===== EXERCISE MATERIAL =====

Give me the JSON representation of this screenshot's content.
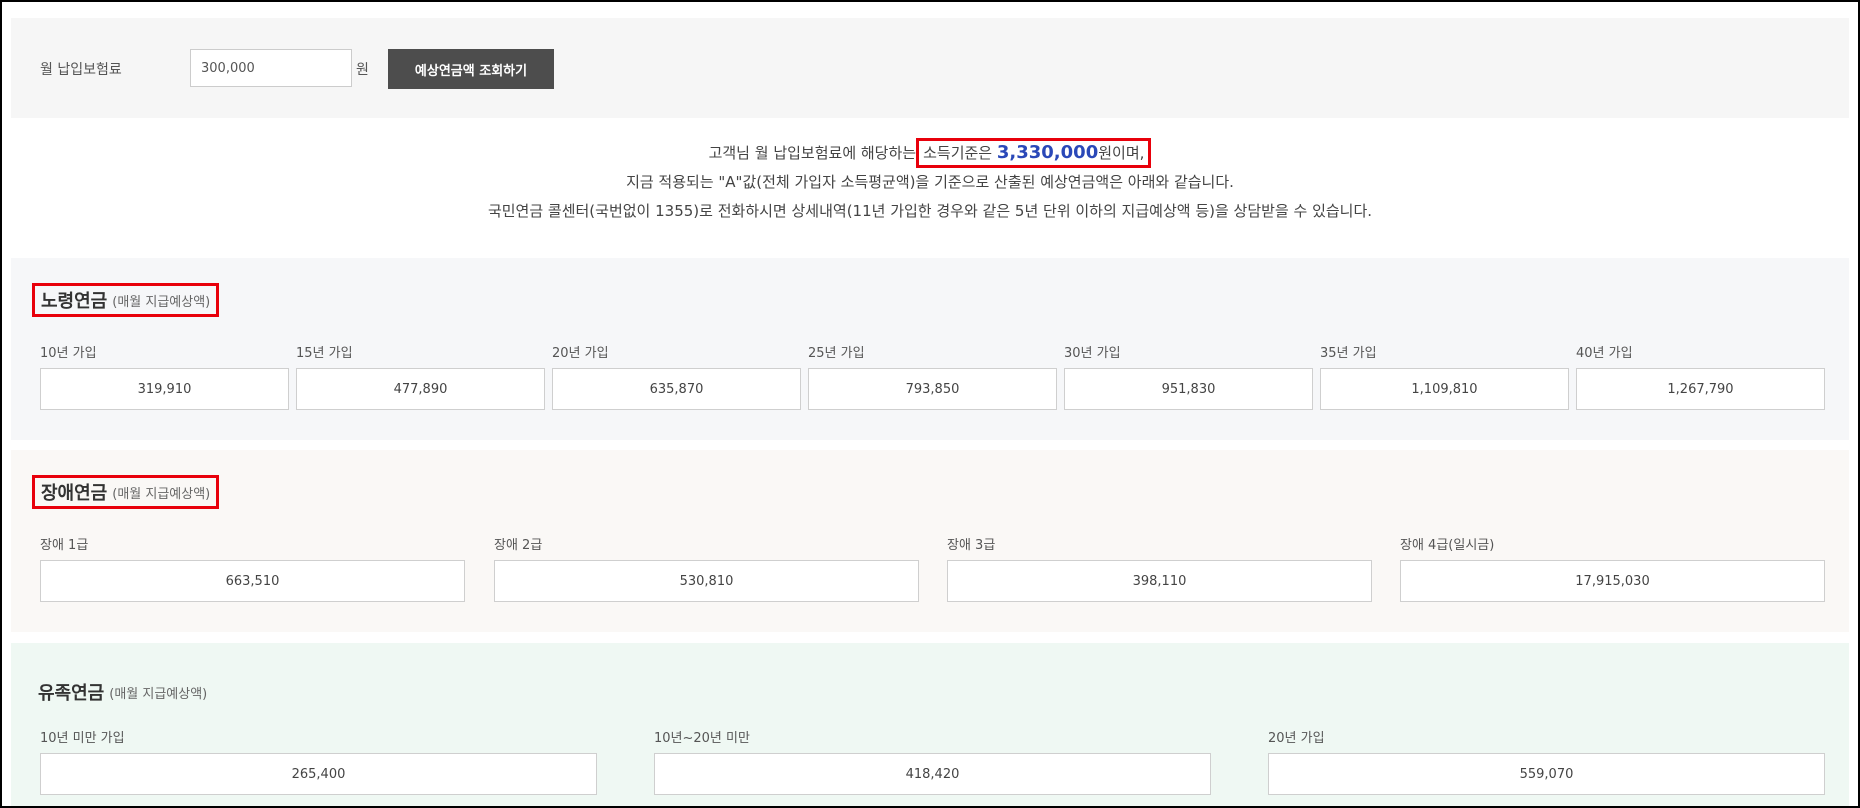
{
  "form": {
    "label": "월 납입보험료",
    "premium_value": "300,000",
    "unit": "원",
    "query_button": "예상연금액 조회하기"
  },
  "info": {
    "line1_pre": "고객님 월 납입보험료에 해당하는",
    "line1_hl_pre": "소득기준은 ",
    "income_amount": "3,330,000",
    "line1_hl_post": "원이며,",
    "line2": "지금 적용되는 \"A\"값(전체 가입자 소득평균액)을 기준으로 산출된 예상연금액은 아래와 같습니다.",
    "line3": "국민연금 콜센터(국번없이 1355)로 전화하시면 상세내역(11년 가입한 경우와 같은 5년 단위 이하의 지급예상액 등)을 상담받을 수 있습니다."
  },
  "old_age": {
    "title": "노령연금",
    "subtitle": "(매월 지급예상액)",
    "items": [
      {
        "label": "10년 가입",
        "value": "319,910"
      },
      {
        "label": "15년 가입",
        "value": "477,890"
      },
      {
        "label": "20년 가입",
        "value": "635,870"
      },
      {
        "label": "25년 가입",
        "value": "793,850"
      },
      {
        "label": "30년 가입",
        "value": "951,830"
      },
      {
        "label": "35년 가입",
        "value": "1,109,810"
      },
      {
        "label": "40년 가입",
        "value": "1,267,790"
      }
    ]
  },
  "disability": {
    "title": "장애연금",
    "subtitle": "(매월 지급예상액)",
    "items": [
      {
        "label": "장애 1급",
        "value": "663,510"
      },
      {
        "label": "장애 2급",
        "value": "530,810"
      },
      {
        "label": "장애 3급",
        "value": "398,110"
      },
      {
        "label": "장애 4급(일시금)",
        "value": "17,915,030"
      }
    ]
  },
  "survivor": {
    "title": "유족연금",
    "subtitle": "(매월 지급예상액)",
    "items": [
      {
        "label": "10년 미만 가입",
        "value": "265,400"
      },
      {
        "label": "10년~20년 미만",
        "value": "418,420"
      },
      {
        "label": "20년 가입",
        "value": "559,070"
      }
    ]
  },
  "colors": {
    "highlight_border": "#e8000b",
    "amount_text": "#2a48b8",
    "button_bg": "#4d4d4d"
  }
}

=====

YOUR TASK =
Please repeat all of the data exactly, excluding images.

ANSWER =
Give me the JSON representation of this screenshot's content.
{
  "form": {
    "label": "월 납입보험료",
    "premium_value": "300,000",
    "unit": "원",
    "query_button": "예상연금액 조회하기"
  },
  "info": {
    "line1_pre": "고객님 월 납입보험료에 해당하는",
    "line1_hl_pre": "소득기준은 ",
    "income_amount": "3,330,000",
    "line1_hl_post": "원이며,",
    "line2": "지금 적용되는 \"A\"값(전체 가입자 소득평균액)을 기준으로 산출된 예상연금액은 아래와 같습니다.",
    "line3": "국민연금 콜센터(국번없이 1355)로 전화하시면 상세내역(11년 가입한 경우와 같은 5년 단위 이하의 지급예상액 등)을 상담받을 수 있습니다."
  },
  "old_age": {
    "title": "노령연금",
    "subtitle": "(매월 지급예상액)",
    "items": [
      {
        "label": "10년 가입",
        "value": "319,910"
      },
      {
        "label": "15년 가입",
        "value": "477,890"
      },
      {
        "label": "20년 가입",
        "value": "635,870"
      },
      {
        "label": "25년 가입",
        "value": "793,850"
      },
      {
        "label": "30년 가입",
        "value": "951,830"
      },
      {
        "label": "35년 가입",
        "value": "1,109,810"
      },
      {
        "label": "40년 가입",
        "value": "1,267,790"
      }
    ]
  },
  "disability": {
    "title": "장애연금",
    "subtitle": "(매월 지급예상액)",
    "items": [
      {
        "label": "장애 1급",
        "value": "663,510"
      },
      {
        "label": "장애 2급",
        "value": "530,810"
      },
      {
        "label": "장애 3급",
        "value": "398,110"
      },
      {
        "label": "장애 4급(일시금)",
        "value": "17,915,030"
      }
    ]
  },
  "survivor": {
    "title": "유족연금",
    "subtitle": "(매월 지급예상액)",
    "items": [
      {
        "label": "10년 미만 가입",
        "value": "265,400"
      },
      {
        "label": "10년~20년 미만",
        "value": "418,420"
      },
      {
        "label": "20년 가입",
        "value": "559,070"
      }
    ]
  },
  "colors": {
    "highlight_border": "#e8000b",
    "amount_text": "#2a48b8",
    "button_bg": "#4d4d4d"
  }
}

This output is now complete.